We need to talk about metabolic issues.
Metabolic syndrome is a clustering of at least 3 of the 5 following medical conditions:
- Hight blood glucose
- High blood pressure
- Low HDL numbers
- High triglycerides
- Large waistline (more than 40 inches)
Metabolic syndrome puts you at greater risk of getting coronary heart disease, stroke and other conditions that affect the blood vessels. On their own, diabetes, high blood pressure and obesity can damage your blood vessels, but having all three together is particularly dangerous.
All these conditions are becoming increasingly common conditions that are all linked, which explains why metabolic syndrome affects an estimated one in four adults in the UK.
This is what Wikipedia tells us: Central obesity is a key feature of the syndrome, being both a symptom and a cause of it in that the increasing adiposity often reflected in high waist circumference both often results from and often contributes to insulin resistance. However, despite the importance of obesity, patients who are of normal weight may also be insulin-resistant and have the syndrome.
So, just pause for a moment and ponder what you just read.
The take home message here is that if you are putting weight around your mid section, you’re most likely at risk of developing insulin resistance.
By the way, think skinny people don’t get type 2 diabetes? Think again.
You can prevent or reverse metabolic syndrome by keeping your blood pressure, cholesterol and blood sugar levels under control.
But there is no one magic pill that erases the condition. Pharmaceutically, it is treated in piecemeal fashion.
The only way you can prevent or reverse metabolic syndrome is to target the roots of the problem; which are poor diet and excess body fat (especially around the belly).
Yes, that’s it. Diet and exercise.
Now, just stop for a moment, are you thinking fat-free dressing on green salad and granola yogurt for healthy diet? Or anything labeled as RAW?
Just remember what we learned: Sugar in, insulin spikes, blood glucose rises, excess goes to fat cells and gets stored!
Right, sugar… sugar…
Yup, the first step to a healthy diet is to eliminate sugar.
Now let’s define sugar.
While most people associate the word “sugar” with white crystals they put in their coffee, the term is much broader.
Our body breaks carbohydrates down into smaller molecules, most of the time into the smallest version possible, in order to be used by our body. When carbohydrates are digested and sent into the blood stream, they become sugars called glucose.
There are various types of sugar derived from different sources. Simple sugars are called monosaccharides and include glucose (also known as dextrose), fructose, and galactose. The table or granulated sugar most customarily used as food is sucrose, a disaccharide. In the body, sucrose hydrolyses into fructose and glucose.
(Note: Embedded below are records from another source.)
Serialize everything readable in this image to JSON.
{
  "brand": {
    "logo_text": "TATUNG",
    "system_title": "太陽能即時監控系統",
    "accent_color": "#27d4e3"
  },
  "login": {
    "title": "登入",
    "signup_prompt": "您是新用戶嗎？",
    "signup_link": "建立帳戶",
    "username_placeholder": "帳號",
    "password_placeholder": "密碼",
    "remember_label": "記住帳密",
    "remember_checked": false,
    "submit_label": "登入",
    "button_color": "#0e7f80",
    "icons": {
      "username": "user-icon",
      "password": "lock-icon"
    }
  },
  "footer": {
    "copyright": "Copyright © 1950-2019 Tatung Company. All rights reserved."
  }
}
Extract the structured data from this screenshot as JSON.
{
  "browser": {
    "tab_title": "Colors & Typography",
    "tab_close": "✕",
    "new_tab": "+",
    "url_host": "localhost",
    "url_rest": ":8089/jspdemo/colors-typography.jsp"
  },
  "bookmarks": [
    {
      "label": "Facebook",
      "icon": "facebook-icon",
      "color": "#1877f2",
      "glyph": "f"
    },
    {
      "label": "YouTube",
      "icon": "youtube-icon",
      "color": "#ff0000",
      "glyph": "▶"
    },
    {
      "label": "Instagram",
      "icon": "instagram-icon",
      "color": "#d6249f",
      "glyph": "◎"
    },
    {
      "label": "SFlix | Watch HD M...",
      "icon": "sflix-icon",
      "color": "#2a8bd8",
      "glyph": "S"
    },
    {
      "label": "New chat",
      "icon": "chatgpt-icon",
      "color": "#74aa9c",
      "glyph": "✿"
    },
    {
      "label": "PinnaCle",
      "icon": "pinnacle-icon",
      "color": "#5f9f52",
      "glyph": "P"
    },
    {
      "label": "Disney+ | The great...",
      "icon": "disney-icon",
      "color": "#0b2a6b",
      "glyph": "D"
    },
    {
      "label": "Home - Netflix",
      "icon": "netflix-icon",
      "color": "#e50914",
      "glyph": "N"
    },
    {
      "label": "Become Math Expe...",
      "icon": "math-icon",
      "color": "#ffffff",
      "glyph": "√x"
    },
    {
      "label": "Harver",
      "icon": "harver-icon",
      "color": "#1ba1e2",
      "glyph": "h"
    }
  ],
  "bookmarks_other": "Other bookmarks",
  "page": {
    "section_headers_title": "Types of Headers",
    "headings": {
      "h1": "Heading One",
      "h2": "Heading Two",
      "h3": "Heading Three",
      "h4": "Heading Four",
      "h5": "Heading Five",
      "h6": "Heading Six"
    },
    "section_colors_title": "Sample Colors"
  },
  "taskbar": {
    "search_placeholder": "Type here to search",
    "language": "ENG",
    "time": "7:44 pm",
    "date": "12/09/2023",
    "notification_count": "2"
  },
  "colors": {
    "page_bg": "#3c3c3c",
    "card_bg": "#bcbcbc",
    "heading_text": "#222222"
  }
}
So start to read ingredient labels more carefully as, unfortunately, many foods you’d never expect to contain sugar – most bread, pasta sauces, ketchup, “fat-free” products, breakfast cereals, and (obviously) non-diet sweetened beverages.
As a matter of fact, if you see anything that says “fat-free” or “low-fat” on the package, that’s a huge warning sign to avoid it. “Fat-free” and “low-fat” is almost universal code for, “we took out the fat and stuffed in more sugar.”
Importantly, metabolic syndrome is very responsive to carbohydrates restriction.
For long-term health, you should simply start to ditch the sugar.
Ditching sugar will involve a few steps and insights to reshape your dietary preferences, and more details are found here.
Alright, now we have learned that sugar – and not fat – is the greatest danger to our health. If it is starting to make sense to you, find out why FAT is GOOD for you.
I sincerely hope that the more you read this blog, the sooner you’ll come to realise that weight loss may be a proxy for fixing the more important issues unpinning your health.
Essential extended readings and research:
Check out this eye-opening talk The Case Against Sugar by science writer Gary Taubes (Why We Get Fat). He explains what research has shown about our addiction to sweets and clarifies the arguments against sugar, corrects misconceptions about its relationship to weight; and provides perspective for making informed decisions about it.